During National Volunteer Week, we are highlighting the efforts of several key UWGP volunteers and staff. We hope you enjoy their interviews and are inspired by their service to our community! Looking for a new opportunity to give back? Check out http://volunteer.unitedwaygp.org.
Diane Garofalo, SVP, Corporate Human Resources, Unum
How did you get involved with United Way? What volunteer roles have you held?
I moved to Portland in 1980 and immediately started taking classes at the [former] YWCA. I joined a committee of the Y and then the Board early on in my career and tenure as a Mainer. The Y received investments from United Way of Greater Portland (UWGP), which is how I first started learning about the organization.

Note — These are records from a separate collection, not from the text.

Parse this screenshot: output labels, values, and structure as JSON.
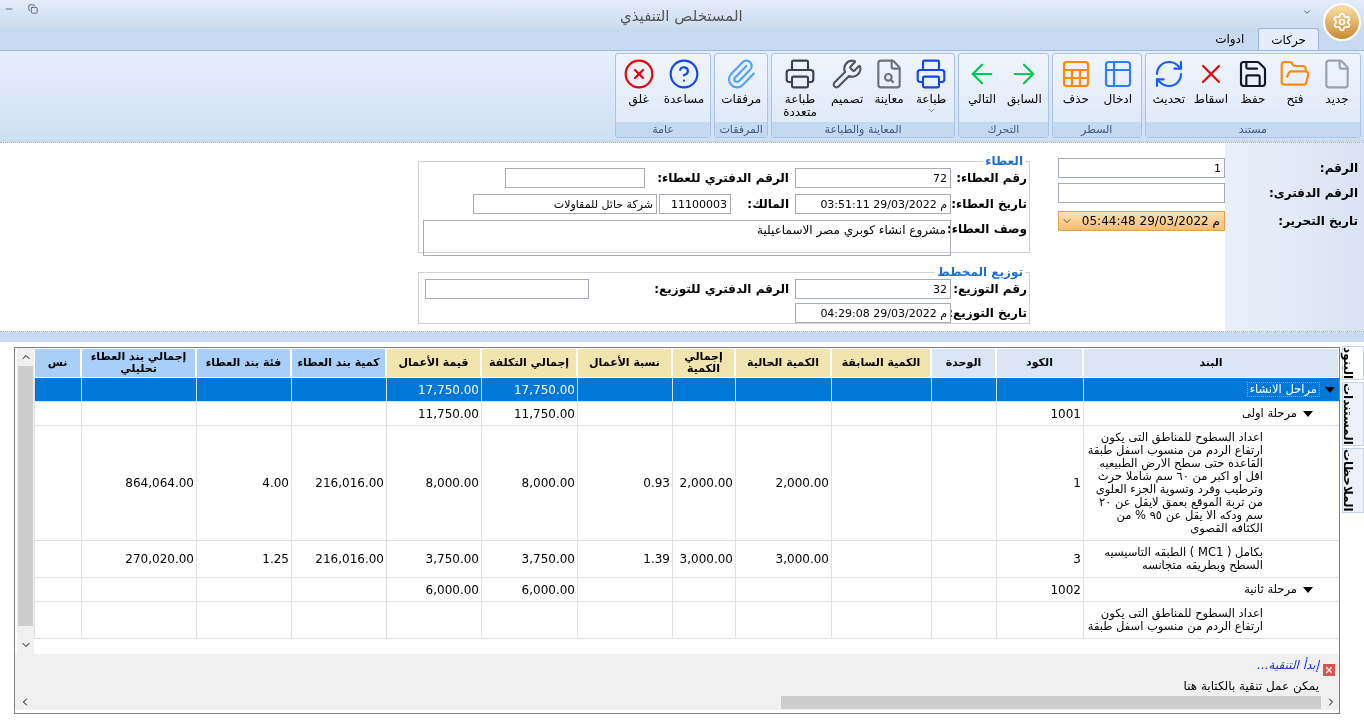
{
  "window": {
    "title": "المستخلص التنفيذي"
  },
  "tabs": [
    {
      "label": "حركات",
      "selected": true
    },
    {
      "label": "ادوات",
      "selected": false
    }
  ],
  "ribbon": {
    "groups": [
      {
        "label": "مستند",
        "buttons": [
          {
            "kind": "new",
            "label": "جديد",
            "dropdown": false
          },
          {
            "kind": "open",
            "label": "فتح",
            "dropdown": false
          },
          {
            "kind": "save",
            "label": "حفظ",
            "dropdown": false
          },
          {
            "kind": "drop",
            "label": "اسقاط",
            "dropdown": false
          },
          {
            "kind": "refresh",
            "label": "تحديث",
            "dropdown": false
          }
        ]
      },
      {
        "label": "السطر",
        "buttons": [
          {
            "kind": "insert",
            "label": "ادخال",
            "dropdown": false
          },
          {
            "kind": "delete",
            "label": "حذف",
            "dropdown": false
          }
        ]
      },
      {
        "label": "التحرك",
        "buttons": [
          {
            "kind": "prev",
            "label": "السابق",
            "dropdown": false
          },
          {
            "kind": "next",
            "label": "التالي",
            "dropdown": false
          }
        ]
      },
      {
        "label": "المعاينة والطباعة",
        "buttons": [
          {
            "kind": "print",
            "label": "طباعة",
            "dropdown": true
          },
          {
            "kind": "preview",
            "label": "معاينة",
            "dropdown": false
          },
          {
            "kind": "design",
            "label": "تصميم",
            "dropdown": false
          },
          {
            "kind": "multiprint",
            "label": "طباعة متعددة",
            "dropdown": false
          }
        ]
      },
      {
        "label": "المرفقات",
        "buttons": [
          {
            "kind": "attach",
            "label": "مرفقات",
            "dropdown": false
          }
        ]
      },
      {
        "label": "عامة",
        "buttons": [
          {
            "kind": "help",
            "label": "مساعدة",
            "dropdown": false
          },
          {
            "kind": "close",
            "label": "غلق",
            "dropdown": false
          }
        ]
      }
    ]
  },
  "header_form": {
    "number": {
      "label": "الرقم:",
      "value": "1"
    },
    "book_number": {
      "label": "الرقم الدفترى:"
    },
    "edit_date": {
      "label": "تاريخ التحرير:",
      "value": "م 29/03/2022 05:44:48"
    }
  },
  "tender": {
    "legend": "العطاء",
    "number": {
      "label": "رقم العطاء:",
      "value": "72"
    },
    "book_number": {
      "label": "الرقم الدفتري للعطاء:"
    },
    "date": {
      "label": "تاريخ العطاء:",
      "value": "م 29/03/2022 03:51:11"
    },
    "owner": {
      "label": "المالك:",
      "code": "11100003",
      "name": "شركة حائل للمقاولات"
    },
    "description": {
      "label": "وصف العطاء:",
      "value": "مشروع انشاء كوبري مصر الاسماعيلية"
    }
  },
  "distribution": {
    "legend": "توزيع المخطط",
    "number": {
      "label": "رقم التوزيع:",
      "value": "32"
    },
    "book_number": {
      "label": "الرقم الدفتري للتوزيع:"
    },
    "date": {
      "label": "تاريخ التوزيع:",
      "value": "م 29/03/2022 04:29:08"
    }
  },
  "grid": {
    "columns": [
      {
        "label": "البند",
        "color": "#dae6f4"
      },
      {
        "label": "الكود",
        "color": "#dae6f4"
      },
      {
        "label": "الوحدة",
        "color": "#dae6f4"
      },
      {
        "label": "الكمية السابقة",
        "color": "#f2e4ae"
      },
      {
        "label": "الكمية الحالية",
        "color": "#f2e4ae"
      },
      {
        "label": "إجمالي الكمية",
        "color": "#f2e4ae"
      },
      {
        "label": "نسبة الأعمال",
        "color": "#f2e4ae"
      },
      {
        "label": "إجمالي التكلفة",
        "color": "#f2e4ae"
      },
      {
        "label": "قيمة الأعمال",
        "color": "#f2e4ae"
      },
      {
        "label": "كمية بند العطاء",
        "color": "#a9cff8"
      },
      {
        "label": "فئة بند العطاء",
        "color": "#a9cff8"
      },
      {
        "label": "إجمالي بند العطاء تحليلي",
        "color": "#a9cff8"
      },
      {
        "label": "نس",
        "color": "#a9cff8"
      }
    ],
    "rows": [
      {
        "kind": "group",
        "item": "مراحل الانشاء",
        "expanded": true,
        "selected": true,
        "values": {
          "total_cost": "17,750.00",
          "work_value": "17,750.00"
        },
        "children": [
          {
            "kind": "group",
            "item": "مرحلة اولى",
            "expanded": true,
            "selected": false,
            "values": {
              "code": "1001",
              "total_cost": "11,750.00",
              "work_value": "11,750.00"
            },
            "children": [
              {
                "kind": "item",
                "item": "اعداد السطوح للمناطق التى يكون ارتفاع الردم من منسوب اسفل طبقة القاعده حتى سطح الارض الطبيعيه اقل او اكبر من ٦٠ سم شاملا حرث وترطيب وفرد وتسوية الجزء العلوى من تربة الموقع بعمق لايقل عن ٢٠ سم ودكه الا يقل عن ٩٥ % من الكثافه القصوى",
                "selected": false,
                "values": {
                  "code": "1",
                  "current_qty": "2,000.00",
                  "total_qty": "2,000.00",
                  "work_percent": "0.93",
                  "total_cost": "8,000.00",
                  "work_value": "8,000.00",
                  "tender_qty": "216,016.00",
                  "tender_rate": "4.00",
                  "tender_total_analytic": "864,064.00"
                }
              },
              {
                "kind": "item",
                "item": "بكامل ( MC1 ) الطبقه التاسيسيه السطح وبطريقه متجانسه",
                "selected": false,
                "values": {
                  "code": "3",
                  "current_qty": "3,000.00",
                  "total_qty": "3,000.00",
                  "work_percent": "1.39",
                  "total_cost": "3,750.00",
                  "work_value": "3,750.00",
                  "tender_qty": "216,016.00",
                  "tender_rate": "1.25",
                  "tender_total_analytic": "270,020.00"
                }
              }
            ]
          },
          {
            "kind": "group",
            "item": "مرحلة ثانية",
            "expanded": true,
            "selected": false,
            "values": {
              "code": "1002",
              "total_cost": "6,000.00",
              "work_value": "6,000.00"
            },
            "children": [
              {
                "kind": "item",
                "item": "اعداد السطوح للمناطق التى يكون ارتفاع الردم من منسوب اسفل طبقة",
                "selected": false
              }
            ]
          }
        ]
      }
    ],
    "filter": {
      "title": "إبدأ التنقية...",
      "hint": "يمكن عمل تنقية بالكتابة هنا"
    }
  },
  "side_tabs": [
    {
      "label": "البنود",
      "selected": true
    },
    {
      "label": "المستندات",
      "selected": false
    },
    {
      "label": "الملاحظات",
      "selected": false
    }
  ]
}
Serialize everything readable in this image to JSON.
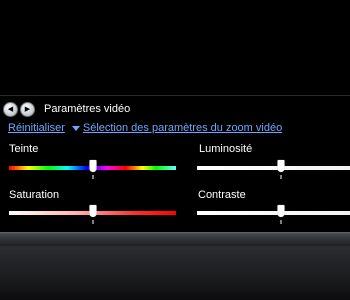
{
  "panel": {
    "title": "Paramètres vidéo",
    "back_icon": "chevron-left-icon",
    "forward_icon": "chevron-right-icon",
    "reset_link": "Réinitialiser",
    "zoom_link": "Sélection des paramètres du zoom vidéo"
  },
  "sliders": {
    "hue": {
      "label": "Teinte",
      "value": 0.5
    },
    "brightness": {
      "label": "Luminosité",
      "value": 0.5
    },
    "saturation": {
      "label": "Saturation",
      "value": 0.5
    },
    "contrast": {
      "label": "Contraste",
      "value": 0.5
    }
  }
}
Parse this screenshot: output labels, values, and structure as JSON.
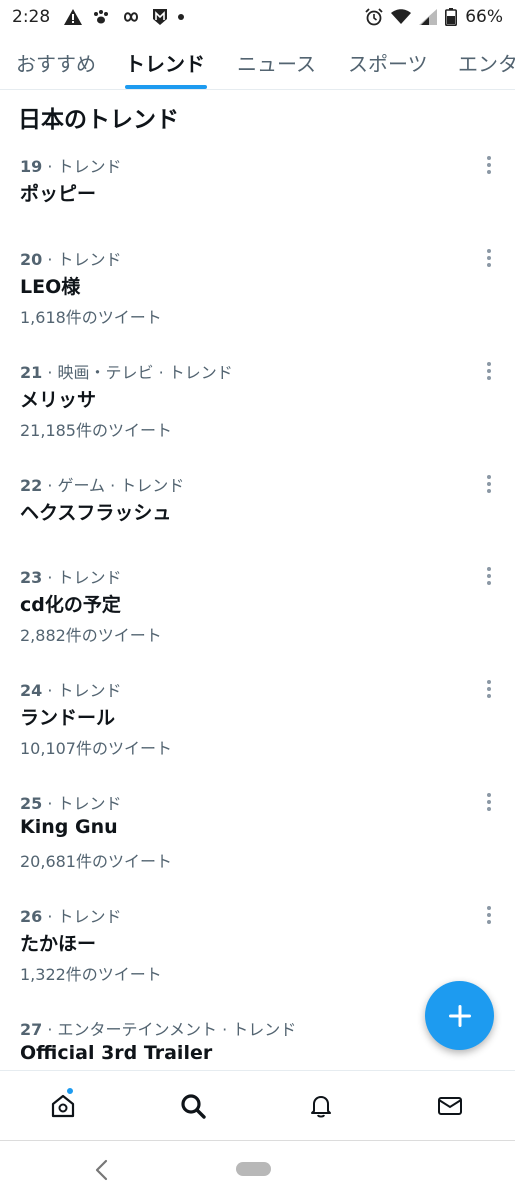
{
  "status_bar": {
    "time": "2:28",
    "battery": "66%",
    "icons": [
      "alert-icon",
      "paw-icon",
      "infinity-icon",
      "shield-m-icon",
      "dot-icon",
      "alarm-icon",
      "wifi-icon",
      "signal-icon",
      "battery-icon"
    ]
  },
  "tabs": [
    {
      "label": "おすすめ",
      "active": false
    },
    {
      "label": "トレンド",
      "active": true
    },
    {
      "label": "ニュース",
      "active": false
    },
    {
      "label": "スポーツ",
      "active": false
    },
    {
      "label": "エンタ",
      "active": false
    }
  ],
  "section": {
    "title": "日本のトレンド"
  },
  "trends": [
    {
      "rank": "19",
      "context": " · トレンド",
      "topic": "ポッピー",
      "count": ""
    },
    {
      "rank": "20",
      "context": " · トレンド",
      "topic": "LEO様",
      "count": "1,618件のツイート"
    },
    {
      "rank": "21",
      "context": " · 映画・テレビ · トレンド",
      "topic": "メリッサ",
      "count": "21,185件のツイート"
    },
    {
      "rank": "22",
      "context": " · ゲーム · トレンド",
      "topic": "ヘクスフラッシュ",
      "count": ""
    },
    {
      "rank": "23",
      "context": " · トレンド",
      "topic": "cd化の予定",
      "count": "2,882件のツイート"
    },
    {
      "rank": "24",
      "context": " · トレンド",
      "topic": "ランドール",
      "count": "10,107件のツイート"
    },
    {
      "rank": "25",
      "context": " · トレンド",
      "topic": "King Gnu",
      "count": "20,681件のツイート"
    },
    {
      "rank": "26",
      "context": " · トレンド",
      "topic": "たかほー",
      "count": "1,322件のツイート"
    },
    {
      "rank": "27",
      "context": " · エンターテインメント · トレンド",
      "topic": "Official 3rd Trailer",
      "count": ""
    }
  ],
  "fab": {
    "icon": "plus-icon"
  },
  "bottom_nav": [
    {
      "name": "home",
      "icon": "home-icon",
      "has_badge": true
    },
    {
      "name": "search",
      "icon": "search-icon",
      "active": true
    },
    {
      "name": "notifications",
      "icon": "bell-icon"
    },
    {
      "name": "messages",
      "icon": "mail-icon"
    }
  ],
  "colors": {
    "accent": "#1d9bf0",
    "text": "#0f1419",
    "secondary": "#536471"
  }
}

As a Unum employee, UWGP became an even more visible part of the fabric of the community for me. In the late ‘80s, I was asked to manage Unum’s employee campaign. This was my first volunteer effort directly supporting United Way fundraising and took about three months of my work time. After that experience, I was addicted to the cause.
As my relationships with UWGP staff and other volunteers grew, I was asked to join the committee formerly known as the allocation committee. In the ‘90s, I continued to be involved in fundraising and was part of a special committee which focused on small business campaign development. Fast forward to four or five years ago, I was asked to join the UWGP Board of Directors. As a Board member, I also served on a Human Resources and Organizational Development Committee, which supported the development of human resources policies until a specific HR role was created.
In addition to my board service, I am currently Co-Chair of Women United [an affinity group of United Way] and Chair of the Resource Development Council.
What skills do you use and what have you learned from your volunteer experiences?
Running the United Way campaign for Unum actually changed my career path and opened me up to thinking about different things I could do within the company. It happened at a point in my career when I began aspiring to more of a leadership role and helped me gain visibility and credibility within the company. I developed my network, built relationships, gained communication and presentation experience, and enhanced my project leadership skills.
I’m new to chairing the Resource Development Council, and it’s something that I think is stretching my skill set. I’m leading a group of experts – council members who are each responsible for overseeing a specific part of the revenue generation efforts – and trying to keep us connected to a cohesive vision of where we’re trying to go in the community and how we can continue to accelerate and add to United Way’s sources of revenue and funding potential.
Being on the Board has exposed me to a more strategic view in terms of how United Way sets mission and makes impact in the community. It’s been a great source of networking and an opportunity to expand the number of professional colleagues in my circle.
What keeps you coming back to volunteer? What motivates you?
When I moved to Portland, I quickly learned that there is a unique richness about the lifestyle here, and I want to ensure that it remains a vibrant place for people to work, live, and raise a family. I value our special community, and I want to see it continue to thrive and be a place where people aspire to stay or join. One way I do this is through volunteering.
Women United is my current passion. In my view, it’s about capturing the passion and the desire of women in the community to help other women improve their lives, through health, financial wellness, access to housing, etc. It excites me because it’s attracting members of the community who might not otherwise be engaged in United Way volunteering, and captures their passion of helping women. We’ve existed for about a year, but we recently kicked off and raised approximately $120,000 and have a core committee and extended membership team of about 30 people. We are now starting our work and thinking about how to use our funds to better the lives of single moms, specifically through a dual generation focus on single moms and their children.
What advice do you have for someone starting to think about volunteering?
I think about why I continue to volunteer, and the people I have admiration for, in terms of their commitment. Whatever the cause, it comes down to one thing – you do it from the heart and not from the head. You have to have passion toward whatever it is you’re offering your service. We often talk about skills, experience, and commitment, and in my opinion, those are tools one can offer but without the passion it doesn’t make a difference. Don’t volunteer just to volunteer; volunteer for something you really care about. It’s very simple – you make time for things that are important to you and you get it done.
Please share a story about your experience.
So far, one of the things I have valued about my experience with Women United is connecting with members of our community with whom I’d otherwise never have the pleasure of connecting. Women United members recently visited the East End Community School as part of our mission to understand what is going on in the Bayside neighborhood through the eyes of children and their parents. We went at lunch time, which was a great time to interact with all of the kids. They were offering us carrots and apples, very curious about who we were and why we were there. What I gleaned is how vibrant the kids are and how hopeful our future is if we continue to support them. It was very eye-opening. After lunch, we visited with the assistant principal and school social workers and learned about the challenges they face. This has provided the foundation for Women United’s work and I never would have had that experience otherwise.